That meeting grew from a less formal session Mr. Bush attended a few months earlier in Mr. Schultz's living room in Palo Alto, Calif. The gatherings covered most of the big domestic and foreign policy issues, including Social Security, and led to the establishment of an advisory system to help Mr. Bush delve more deeply into issues as he prepared for his presidential run. Over the next few years, he participated in discussions about the budgetary implications of moving to private accounts and in debates on detailed proposals.

By that time, Mr. Bush had also become familiar with what amounted to a laboratory for Social Security privatization. In 1981, Galveston and two other counties in Texas opted out of the Social Security system. They instead allowed their employees to join a private investment program, financed by contributions roughly equal to the Social Security payroll tax. That program, like the one in Chile, became a model often cited by conservatives as evidence that private accounts could work, although whether they result in a better deal for retirees is a matter of debate.

If Mr. Bush was hesitant, it stemmed from the political risks. Stephen Moore, a conservative activist, met with Mr. Bush in 1998 and found him sold on the principle of private accounts but not certain how to sell the country.

"His thought process was, how do you overcome the political obstacles to this?" Mr. Moore said.

Mr. Bush pressed ahead as if he had found the answer, but in some ways he never did. In the 2000 and 2004 elections, he talked in general about the advantages of private accounts, but he avoided details and never acknowledged in any but the vaguest of terms that putting Social Security on sound footing would involve benefit cuts.

He may be paying the price for that strategy now. Faced with the reality that overhauling Social Security will require unpopular votes, his own party in Congress has proven unenthusiastic, and Democrats have been almost solid in their opposition.

But Mr. Bush appears unbowed and no less committed to his approach than he was 27 years ago.

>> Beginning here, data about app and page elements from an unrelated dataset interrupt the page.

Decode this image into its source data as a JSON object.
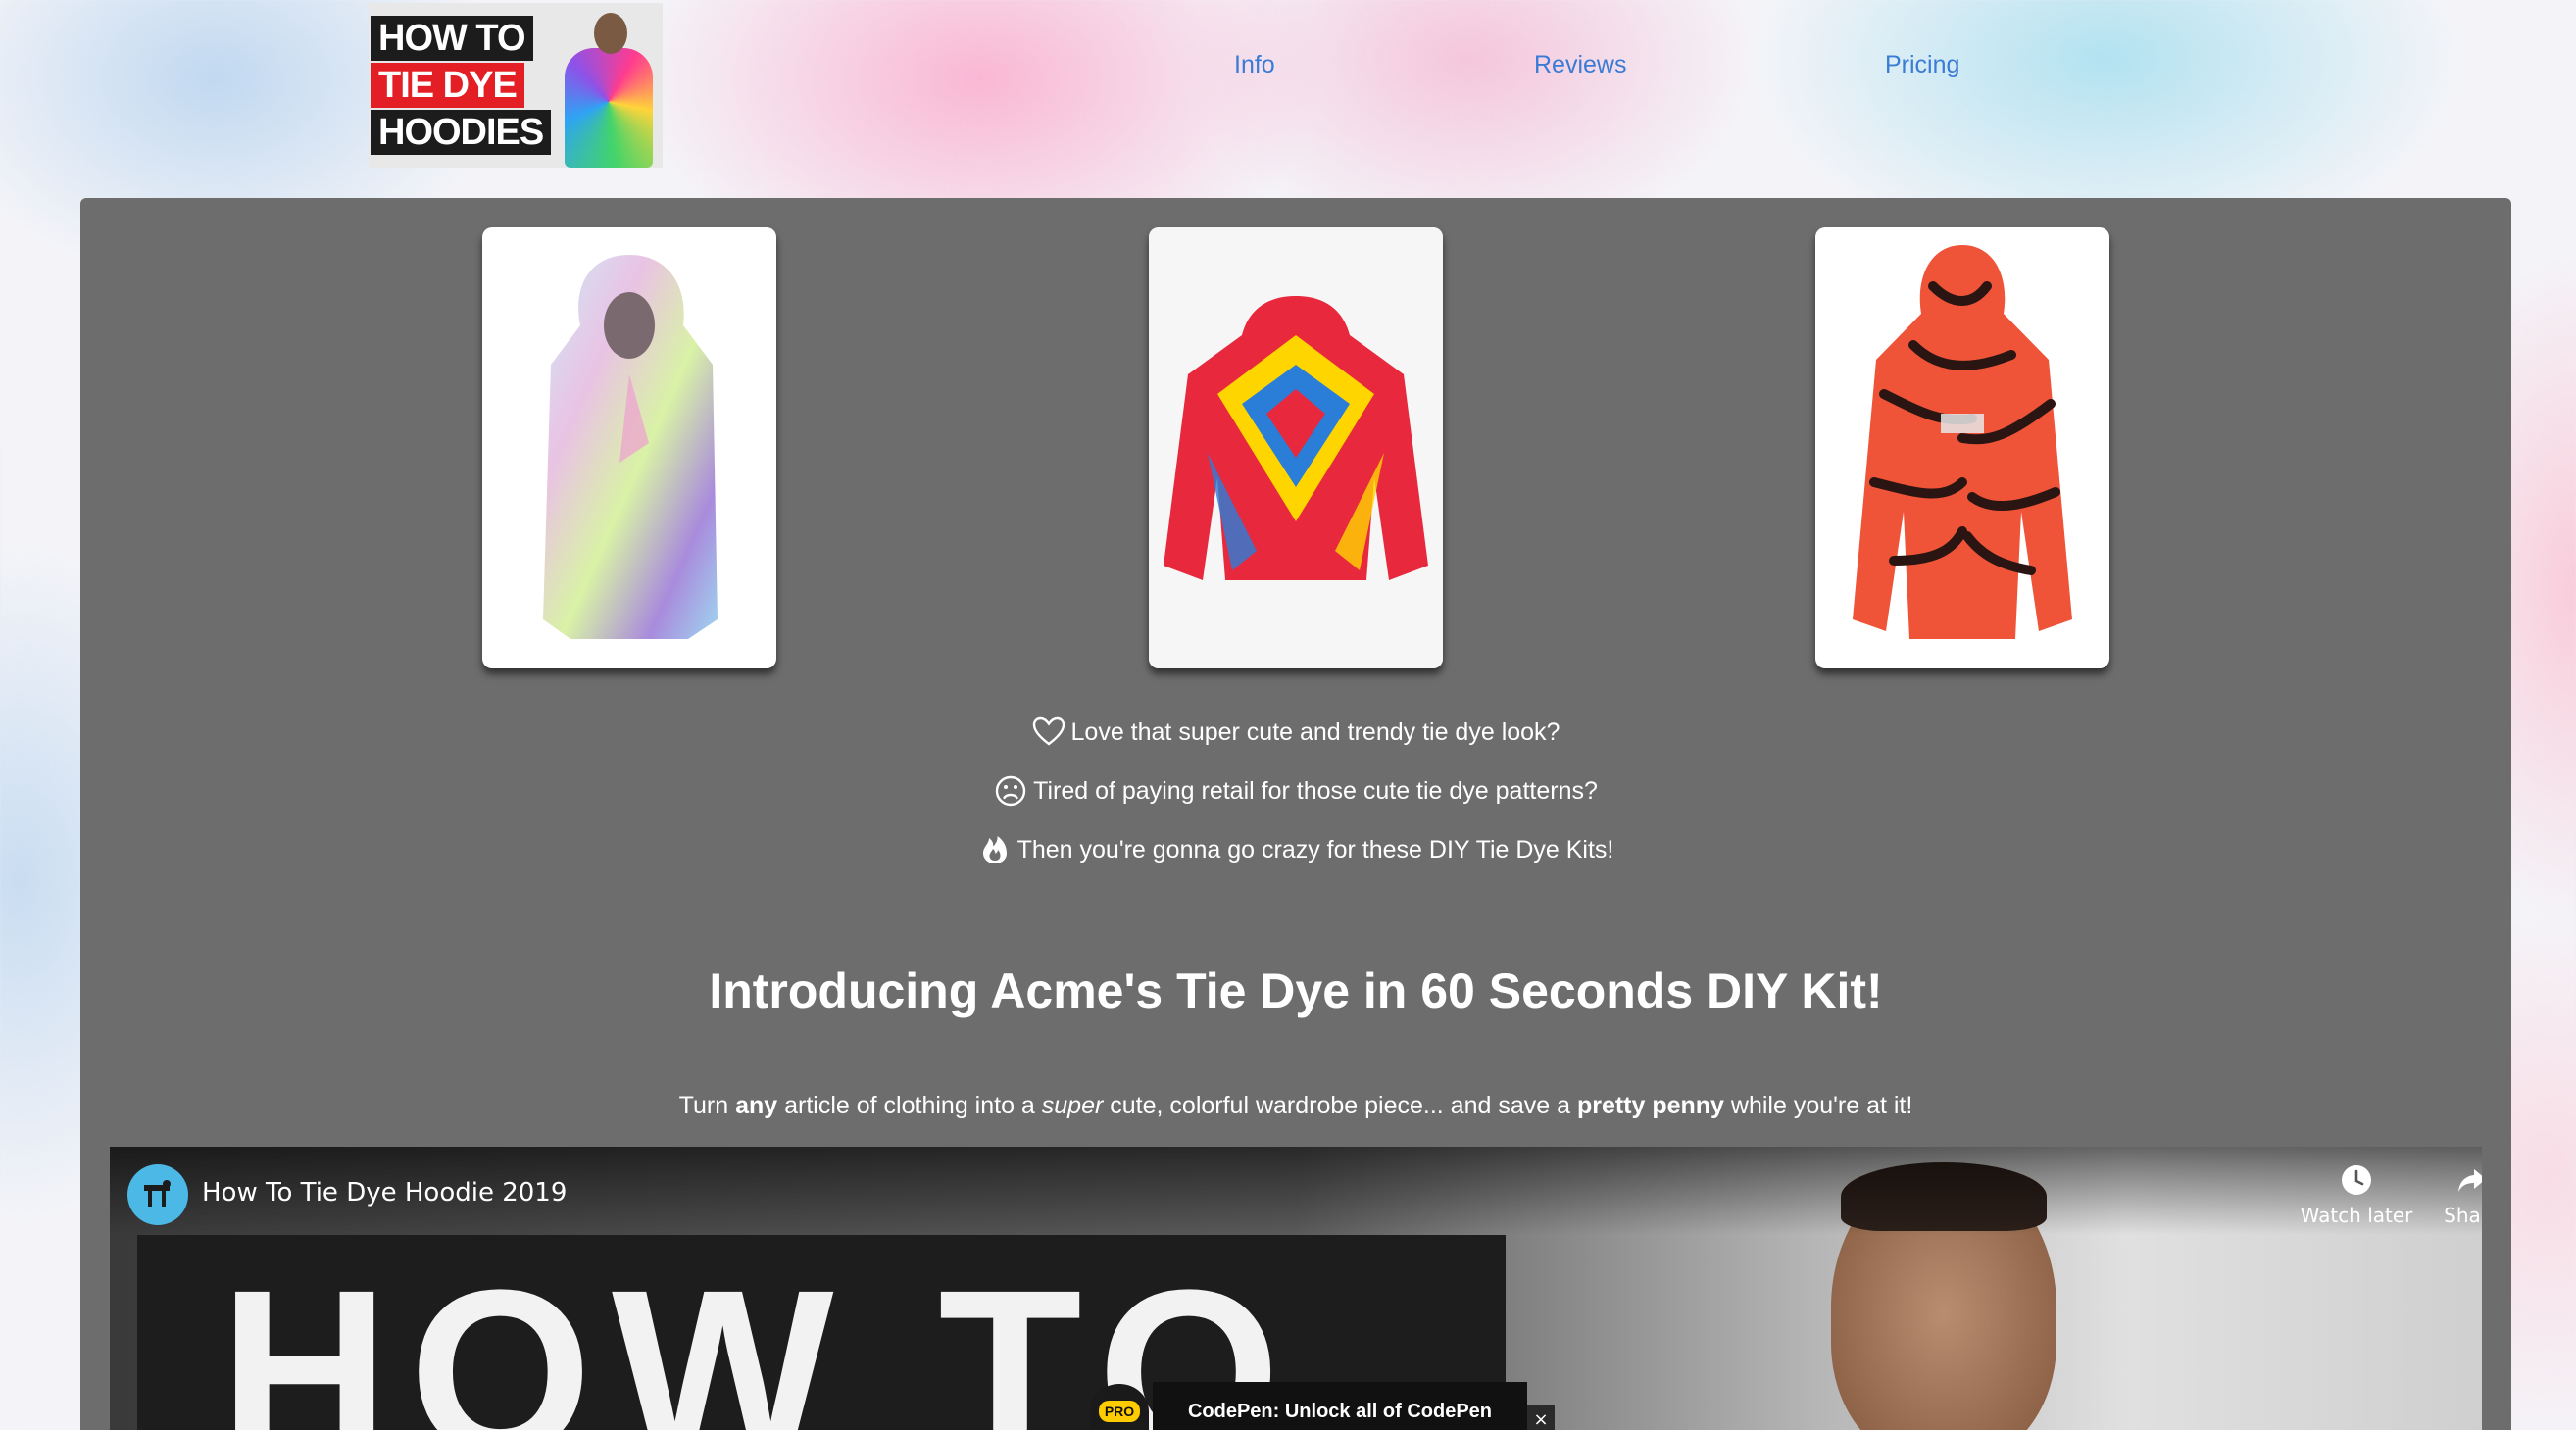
{
  "header": {
    "logo": {
      "lines": [
        "HOW TO",
        "TIE DYE",
        "HOODIES"
      ]
    },
    "nav": [
      {
        "label": "Info"
      },
      {
        "label": "Reviews"
      },
      {
        "label": "Pricing"
      }
    ]
  },
  "gallery": {
    "cards": [
      {
        "icon": "pastel-tie-dye-hoodie-image"
      },
      {
        "icon": "rainbow-tie-dye-hoodie-image"
      },
      {
        "icon": "red-black-tie-dye-hoodie-image"
      }
    ]
  },
  "features": [
    {
      "icon": "heart-icon",
      "text": "Love that super cute and trendy tie dye look?"
    },
    {
      "icon": "sad-face-icon",
      "text": "Tired of paying retail for those cute tie dye patterns?"
    },
    {
      "icon": "fire-icon",
      "text": "Then you're gonna go crazy for these DIY Tie Dye Kits!"
    }
  ],
  "headline": "Introducing Acme's Tie Dye in 60 Seconds DIY Kit!",
  "subline": {
    "p1": "Turn ",
    "b1": "any",
    "p2": " article of clothing into a ",
    "i1": "super",
    "p3": " cute, colorful wardrobe piece... and save a ",
    "b2": "pretty penny",
    "p4": " while you're at it!"
  },
  "video": {
    "title": "How To Tie Dye Hoodie 2019",
    "watch_later": "Watch later",
    "share": "Share",
    "thumbnail_text": "HOW TO"
  },
  "codepen": {
    "pro_badge": "PRO",
    "banner": "CodePen: Unlock all of CodePen",
    "close": "×"
  },
  "colors": {
    "panel": "#6d6d6d",
    "nav_link": "#3a7bd5",
    "text": "#ffffff"
  }
}
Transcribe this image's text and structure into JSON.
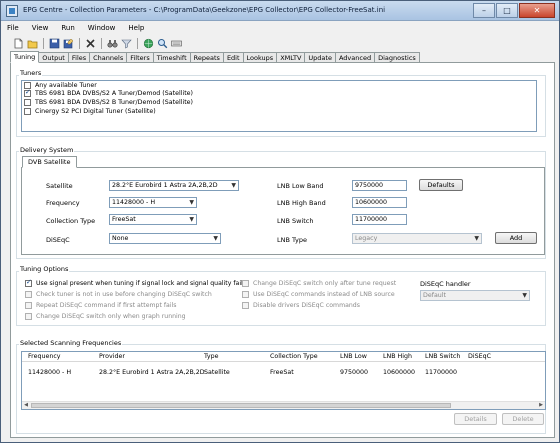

"I've touched it," Mr. Bush said in New Hampshire last week, referring to Social Security as the third rail of American politics. "I touched it in 2000, when I campaigned here and around the country. I touched it in 2004. And I really touched it at the State of the Union, because I believe we have a problem."